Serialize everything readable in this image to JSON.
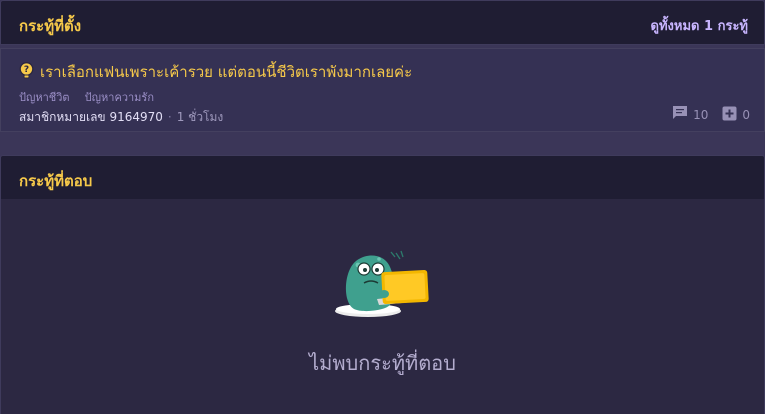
{
  "created_section": {
    "title": "กระทู้ที่ตั้ง",
    "view_all": "ดูทั้งหมด 1 กระทู้"
  },
  "topic": {
    "title": "เราเลือกแฟนเพราะเค้ารวย แต่ตอนนี้ชีวิตเราพังมากเลยค่ะ",
    "tags": [
      "ปัญหาชีวิต",
      "ปัญหาความรัก"
    ],
    "author": "สมาชิกหมายเลข 9164970",
    "separator": "·",
    "time": "1 ชั่วโมง",
    "comments": "10",
    "votes": "0"
  },
  "replied_section": {
    "title": "กระทู้ที่ตอบ",
    "empty_message": "ไม่พบกระทู้ที่ตอบ"
  },
  "colors": {
    "accent": "#f6c94a",
    "link": "#c8b5ff",
    "background": "#3b3658",
    "header": "#1f1d33",
    "card": "#353154",
    "empty_panel": "#2c2842"
  },
  "icons": [
    "question-bulb-icon",
    "comment-icon",
    "plus-box-icon",
    "mascot-laptop-illustration"
  ]
}
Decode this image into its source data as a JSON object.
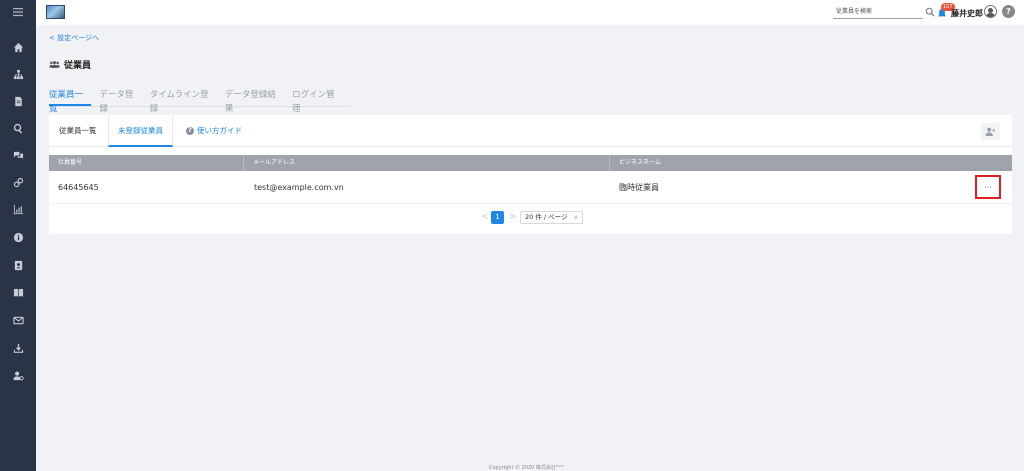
{
  "header": {
    "search_placeholder": "従業員を検索",
    "notification_count": "107",
    "user_name": "藤井史郎",
    "help_label": "?"
  },
  "sidebar": {
    "items": [
      "menu-icon",
      "home-icon",
      "org-chart-icon",
      "document-icon",
      "search-icon",
      "chat-icon",
      "link-icon",
      "chart-icon",
      "info-icon",
      "contacts-icon",
      "book-icon",
      "mail-icon",
      "download-icon",
      "user-settings-icon"
    ]
  },
  "page": {
    "back_link": "< 設定ページへ",
    "title": "従業員"
  },
  "tabs": [
    {
      "label": "従業員一覧",
      "active": true
    },
    {
      "label": "データ登録",
      "active": false
    },
    {
      "label": "タイムライン登録",
      "active": false
    },
    {
      "label": "データ登録結果",
      "active": false
    },
    {
      "label": "ログイン管理",
      "active": false
    }
  ],
  "subtabs": {
    "list": "従業員一覧",
    "unregistered": "未登録従業員",
    "guide": "使い方ガイド",
    "guide_icon": "?"
  },
  "table": {
    "columns": [
      "社員番号",
      "メールアドレス",
      "ビジネスネーム"
    ],
    "rows": [
      {
        "employee_no": "64645645",
        "email": "test@example.com.vn",
        "business_name": "臨時従業員",
        "action": "···"
      }
    ]
  },
  "pagination": {
    "prev": "<",
    "current": "1",
    "next": ">",
    "page_size": "20 件 / ページ",
    "chevron": "∨"
  },
  "footer": {
    "text": "Copyright © 2020 株式会社ᴾᴬᵀᴬ"
  },
  "colors": {
    "accent": "#1f87e5",
    "sidebar": "#2b3446",
    "highlight": "#e02020"
  }
}
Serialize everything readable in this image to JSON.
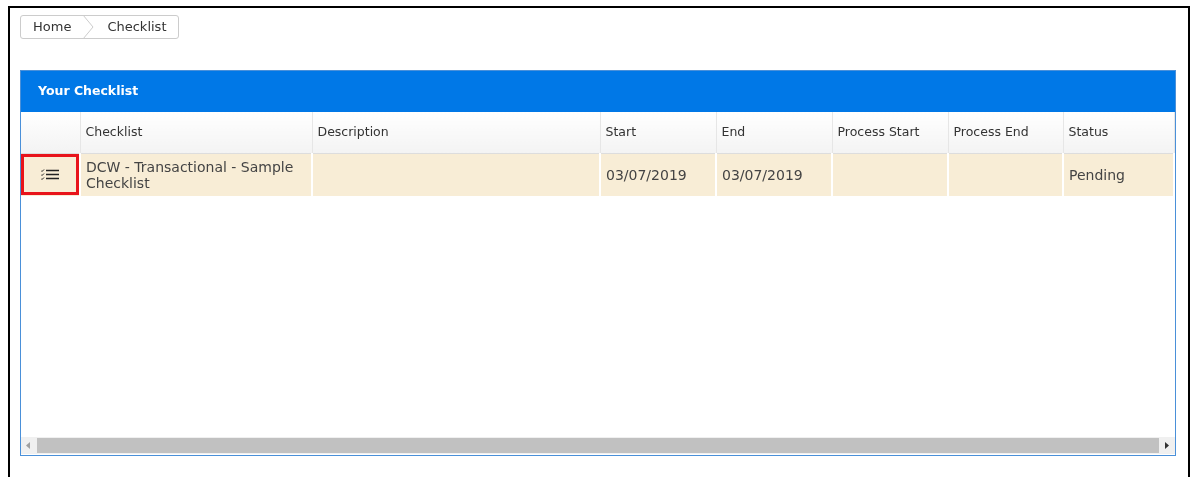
{
  "breadcrumb": [
    {
      "label": "Home"
    },
    {
      "label": "Checklist"
    }
  ],
  "panel": {
    "title": "Your Checklist"
  },
  "table": {
    "columns": [
      "Checklist",
      "Description",
      "Start",
      "End",
      "Process Start",
      "Process End",
      "Status"
    ],
    "rows": [
      {
        "selected": true,
        "action_highlighted": true,
        "cells": [
          "DCW - Transactional - Sample Checklist",
          "",
          "03/07/2019",
          "03/07/2019",
          "",
          "",
          "Pending"
        ]
      }
    ]
  }
}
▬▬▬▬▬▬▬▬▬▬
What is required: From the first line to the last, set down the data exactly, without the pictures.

Answer space:
Serialize everything readable in this image to JSON.
{
  "created_section": {
    "title": "กระทู้ที่ตั้ง",
    "view_all": "ดูทั้งหมด 1 กระทู้"
  },
  "topic": {
    "title": "เราเลือกแฟนเพราะเค้ารวย แต่ตอนนี้ชีวิตเราพังมากเลยค่ะ",
    "tags": [
      "ปัญหาชีวิต",
      "ปัญหาความรัก"
    ],
    "author": "สมาชิกหมายเลข 9164970",
    "separator": "·",
    "time": "1 ชั่วโมง",
    "comments": "10",
    "votes": "0"
  },
  "replied_section": {
    "title": "กระทู้ที่ตอบ",
    "empty_message": "ไม่พบกระทู้ที่ตอบ"
  },
  "colors": {
    "accent": "#f6c94a",
    "link": "#c8b5ff",
    "background": "#3b3658",
    "header": "#1f1d33",
    "card": "#353154",
    "empty_panel": "#2c2842"
  },
  "icons": [
    "question-bulb-icon",
    "comment-icon",
    "plus-box-icon",
    "mascot-laptop-illustration"
  ]
}
Decode this image into its source data as a JSON object.
{
  "header": {
    "search_placeholder": "従業員を検索",
    "notification_count": "107",
    "user_name": "藤井史郎",
    "help_label": "?"
  },
  "sidebar": {
    "items": [
      "menu-icon",
      "home-icon",
      "org-chart-icon",
      "document-icon",
      "search-icon",
      "chat-icon",
      "link-icon",
      "chart-icon",
      "info-icon",
      "contacts-icon",
      "book-icon",
      "mail-icon",
      "download-icon",
      "user-settings-icon"
    ]
  },
  "page": {
    "back_link": "< 設定ページへ",
    "title": "従業員"
  },
  "tabs": [
    {
      "label": "従業員一覧",
      "active": true
    },
    {
      "label": "データ登録",
      "active": false
    },
    {
      "label": "タイムライン登録",
      "active": false
    },
    {
      "label": "データ登録結果",
      "active": false
    },
    {
      "label": "ログイン管理",
      "active": false
    }
  ],
  "subtabs": {
    "list": "従業員一覧",
    "unregistered": "未登録従業員",
    "guide": "使い方ガイド",
    "guide_icon": "?"
  },
  "table": {
    "columns": [
      "社員番号",
      "メールアドレス",
      "ビジネスネーム"
    ],
    "rows": [
      {
        "employee_no": "64645645",
        "email": "test@example.com.vn",
        "business_name": "臨時従業員",
        "action": "···"
      }
    ]
  },
  "pagination": {
    "prev": "<",
    "current": "1",
    "next": ">",
    "page_size": "20 件 / ページ",
    "chevron": "∨"
  },
  "footer": {
    "text": "Copyright © 2020 株式会社ᴾᴬᵀᴬ"
  },
  "colors": {
    "accent": "#1f87e5",
    "sidebar": "#2b3446",
    "highlight": "#e02020"
  }
}
Serialize everything readable in this image to JSON.
{
  "breadcrumb": [
    {
      "label": "Home"
    },
    {
      "label": "Checklist"
    }
  ],
  "panel": {
    "title": "Your Checklist"
  },
  "table": {
    "columns": [
      "Checklist",
      "Description",
      "Start",
      "End",
      "Process Start",
      "Process End",
      "Status"
    ],
    "rows": [
      {
        "selected": true,
        "action_highlighted": true,
        "cells": [
          "DCW - Transactional - Sample Checklist",
          "",
          "03/07/2019",
          "03/07/2019",
          "",
          "",
          "Pending"
        ]
      }
    ]
  }
}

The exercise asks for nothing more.